Friday (June 18) was a truly amazing day for all of us. Nicole arranged an excursion to Pointe de Pen-Hir and to the city of Concarneau. As culture teacher, I did some research and presented it to the students on Thursday. We were all intrigued. But actually being there was beyond anything Wikipedia or the touristic websites could explain.
Pointe de Pen-Hir is a rocky point on the other side of the Brest rade (to call it a harbor is to do it an injustice), which forms a large part of the Mer d’Iroise. It is all an accumulation of bodies of water that become the Atlantic Ocean. Pointe de Pen-Hir faces that ocean, and she has made her mark. The summit stands some 225 ft. above the crashing waves. We explored the higher rocks, but didn’t venture down the sheer rock faces. The French come here for escalade, which is a combination of rappelling and rock climbing.
That is not to say that the kids did not want to go to extremes. But both Nicole and Amanda acted as good shepherds, keeping the kids out of harm’s way. It was breezy and warm when we arrived. Then it turned cold. Then it rained. Then the sun came out and the wind slackened. It is said that in Bretagne, one can experience all four seasons in a day. I think we experienced them in 90 minutes.
Then it was a 75 minute bus ride to Concarneau. Most all of us napped. We arrived at this city of 20,000 and ate our picnic lunches at the seaside. We then walked to the ville close, which is the Mediaeval city center that is surrounded by water. The remains of the fortress are there, and you can walk the parapets of the walled city. Many of us visited the Museum of Fishing, which was fascinating. We even got to tour a deep sea, industrial fishing trawler that was active until the 1990s. We were impressed.
There was shopping and ice cream, and shopping. Some of us stopped for a coffee. (Okay, probably just the teachers, but many of the students passed by us.) It was an absolutely delightful afternoon.
Today was no exception to what has impressed us teachers the most. This group of 27 kids has become incredibly close. They support and care about one another. They have formed sub groups of friends, but they are not rigid cliques. We watch them drift from group to group, constantly changing who hangs out with whom. If we told them they had to do this, it would never happen. But it a natural ebb and flow. Everyone cares about everyone and is interested in everyone else’s welfare. It’s exceptional.

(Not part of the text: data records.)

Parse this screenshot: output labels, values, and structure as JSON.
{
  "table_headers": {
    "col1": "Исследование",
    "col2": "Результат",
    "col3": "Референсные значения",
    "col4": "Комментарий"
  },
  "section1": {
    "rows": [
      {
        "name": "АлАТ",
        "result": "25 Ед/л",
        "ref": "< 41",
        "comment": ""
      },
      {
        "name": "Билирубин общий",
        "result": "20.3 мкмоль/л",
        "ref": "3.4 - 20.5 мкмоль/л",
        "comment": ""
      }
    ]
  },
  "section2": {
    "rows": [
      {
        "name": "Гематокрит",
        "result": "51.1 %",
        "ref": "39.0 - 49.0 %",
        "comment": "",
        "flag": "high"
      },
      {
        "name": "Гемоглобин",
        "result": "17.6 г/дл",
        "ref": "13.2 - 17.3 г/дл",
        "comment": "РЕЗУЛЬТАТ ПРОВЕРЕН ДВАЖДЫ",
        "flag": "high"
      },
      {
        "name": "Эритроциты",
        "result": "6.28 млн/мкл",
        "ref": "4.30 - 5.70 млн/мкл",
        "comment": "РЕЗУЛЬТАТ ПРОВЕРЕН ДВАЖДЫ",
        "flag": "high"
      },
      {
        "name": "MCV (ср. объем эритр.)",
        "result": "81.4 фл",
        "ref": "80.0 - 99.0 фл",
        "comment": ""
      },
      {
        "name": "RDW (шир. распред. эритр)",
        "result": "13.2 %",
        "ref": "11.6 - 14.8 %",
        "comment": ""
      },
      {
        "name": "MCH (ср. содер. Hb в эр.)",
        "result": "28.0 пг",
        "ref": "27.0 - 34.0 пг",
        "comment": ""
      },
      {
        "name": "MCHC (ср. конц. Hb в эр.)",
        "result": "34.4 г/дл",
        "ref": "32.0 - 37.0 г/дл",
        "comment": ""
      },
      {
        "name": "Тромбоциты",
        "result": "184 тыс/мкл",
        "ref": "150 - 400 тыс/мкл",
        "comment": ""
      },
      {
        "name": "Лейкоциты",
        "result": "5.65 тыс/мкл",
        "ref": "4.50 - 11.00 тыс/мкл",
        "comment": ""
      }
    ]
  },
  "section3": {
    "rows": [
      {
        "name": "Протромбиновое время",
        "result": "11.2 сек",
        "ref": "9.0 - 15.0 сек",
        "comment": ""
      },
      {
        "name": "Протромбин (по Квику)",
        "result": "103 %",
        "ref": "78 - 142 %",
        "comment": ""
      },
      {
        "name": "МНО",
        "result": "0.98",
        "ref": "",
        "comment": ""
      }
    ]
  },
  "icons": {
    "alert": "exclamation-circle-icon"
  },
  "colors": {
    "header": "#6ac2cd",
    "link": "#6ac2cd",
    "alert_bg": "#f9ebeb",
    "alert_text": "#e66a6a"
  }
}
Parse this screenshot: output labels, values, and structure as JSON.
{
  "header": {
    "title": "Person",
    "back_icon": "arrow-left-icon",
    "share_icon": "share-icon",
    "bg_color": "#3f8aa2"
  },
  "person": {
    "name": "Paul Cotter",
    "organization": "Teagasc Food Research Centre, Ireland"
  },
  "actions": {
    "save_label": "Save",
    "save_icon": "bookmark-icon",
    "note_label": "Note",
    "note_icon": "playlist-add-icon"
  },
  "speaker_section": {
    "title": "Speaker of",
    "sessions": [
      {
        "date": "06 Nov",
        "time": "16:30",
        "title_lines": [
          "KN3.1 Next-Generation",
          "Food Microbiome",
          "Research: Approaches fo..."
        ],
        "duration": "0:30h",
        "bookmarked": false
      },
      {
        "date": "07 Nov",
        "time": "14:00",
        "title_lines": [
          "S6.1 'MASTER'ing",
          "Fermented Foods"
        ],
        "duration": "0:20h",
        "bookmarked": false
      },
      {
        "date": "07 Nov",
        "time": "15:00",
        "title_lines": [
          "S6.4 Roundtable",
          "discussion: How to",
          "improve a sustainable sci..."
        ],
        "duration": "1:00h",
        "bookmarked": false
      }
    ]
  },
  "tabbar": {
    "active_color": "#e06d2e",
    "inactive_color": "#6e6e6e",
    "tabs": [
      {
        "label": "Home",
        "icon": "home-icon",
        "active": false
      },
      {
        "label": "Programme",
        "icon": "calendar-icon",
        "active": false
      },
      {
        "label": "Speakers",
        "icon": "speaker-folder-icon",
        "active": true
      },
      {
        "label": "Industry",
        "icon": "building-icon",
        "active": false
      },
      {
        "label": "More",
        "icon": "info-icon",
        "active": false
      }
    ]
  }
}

(Everyone should be in the group picture. If your student does not appear in another, it does not mean they fell off of Pointe de Pen-Hir. It means that they all look alike in the rain.)
|Who is that siren?|
|"Her they come, walking down the street. They get the|
funniest looks from everyone they meet..."
If you understand this reference, you are my age or
you watched too much TVLand.
|At the Museum of Fishing, do you recognize your|
|There really is a city behind those walls.|
|Girl (Anna) on the beach at the end|
of the day.
|Start of the day: I never get a picture of Emma when she isn't |
making a face. Oh , wait!
|Amazingly beautiful place!|
|Sorry about the water spot, it was RAINING!|
|"Pour ma mamen" she said.|
|Absolutely no one fell off a cliff.|
|Grant, this one is for you, buddy|
|Why does she keep showing up in photos?|
|I found a chair!|
|Coolest dude on the top of the world.|
|I found a chair too!|
|Praising the ancient gods? Bowing before nature? No, she's |
just tying her shoe. But it looks really cool, doesn't it?